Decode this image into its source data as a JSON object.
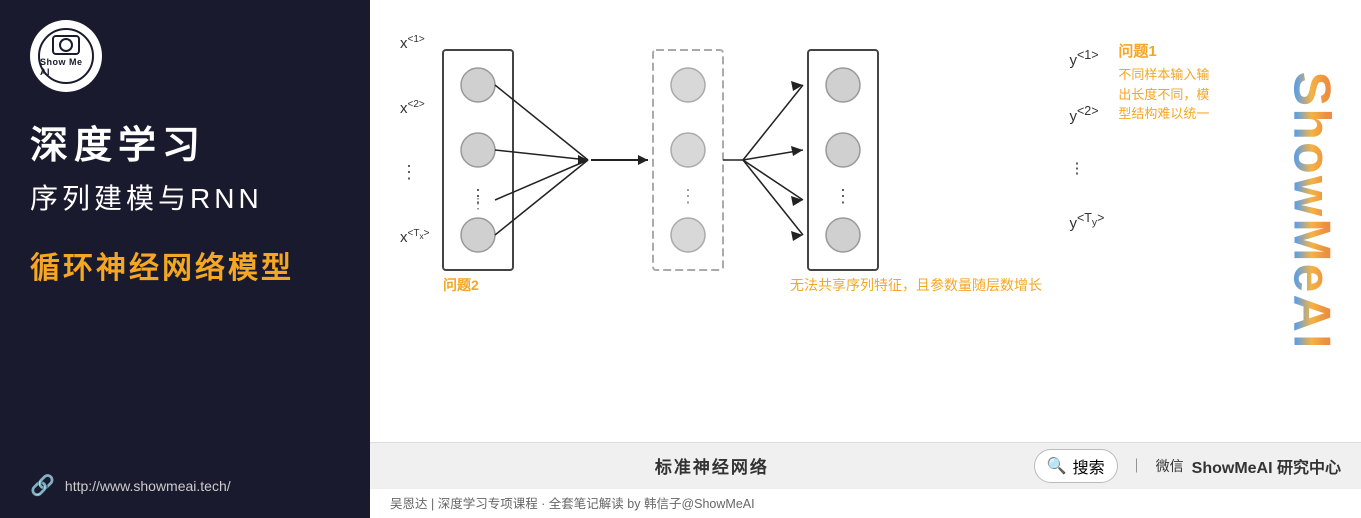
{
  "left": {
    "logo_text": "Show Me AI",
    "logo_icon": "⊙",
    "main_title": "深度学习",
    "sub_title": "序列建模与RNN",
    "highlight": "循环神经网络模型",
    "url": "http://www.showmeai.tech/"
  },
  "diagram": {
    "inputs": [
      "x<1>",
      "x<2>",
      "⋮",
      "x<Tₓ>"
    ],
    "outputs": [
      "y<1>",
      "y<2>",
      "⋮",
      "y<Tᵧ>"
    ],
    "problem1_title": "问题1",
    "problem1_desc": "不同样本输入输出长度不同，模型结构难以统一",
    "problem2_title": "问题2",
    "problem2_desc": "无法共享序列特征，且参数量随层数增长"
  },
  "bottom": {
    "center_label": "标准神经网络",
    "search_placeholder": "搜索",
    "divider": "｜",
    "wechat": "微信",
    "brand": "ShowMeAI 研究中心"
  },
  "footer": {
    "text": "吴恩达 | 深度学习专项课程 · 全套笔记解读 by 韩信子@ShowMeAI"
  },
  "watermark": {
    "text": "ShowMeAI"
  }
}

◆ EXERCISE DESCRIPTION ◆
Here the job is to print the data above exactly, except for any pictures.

◆ ANSWER AREA ◆
Decode this image into its source data as a JSON object.
{
  "left": {
    "logo_text": "Show Me AI",
    "logo_icon": "⊙",
    "main_title": "深度学习",
    "sub_title": "序列建模与RNN",
    "highlight": "循环神经网络模型",
    "url": "http://www.showmeai.tech/"
  },
  "diagram": {
    "inputs": [
      "x<1>",
      "x<2>",
      "⋮",
      "x<Tₓ>"
    ],
    "outputs": [
      "y<1>",
      "y<2>",
      "⋮",
      "y<Tᵧ>"
    ],
    "problem1_title": "问题1",
    "problem1_desc": "不同样本输入输出长度不同，模型结构难以统一",
    "problem2_title": "问题2",
    "problem2_desc": "无法共享序列特征，且参数量随层数增长"
  },
  "bottom": {
    "center_label": "标准神经网络",
    "search_placeholder": "搜索",
    "divider": "｜",
    "wechat": "微信",
    "brand": "ShowMeAI 研究中心"
  },
  "footer": {
    "text": "吴恩达 | 深度学习专项课程 · 全套笔记解读 by 韩信子@ShowMeAI"
  },
  "watermark": {
    "text": "ShowMeAI"
  }
}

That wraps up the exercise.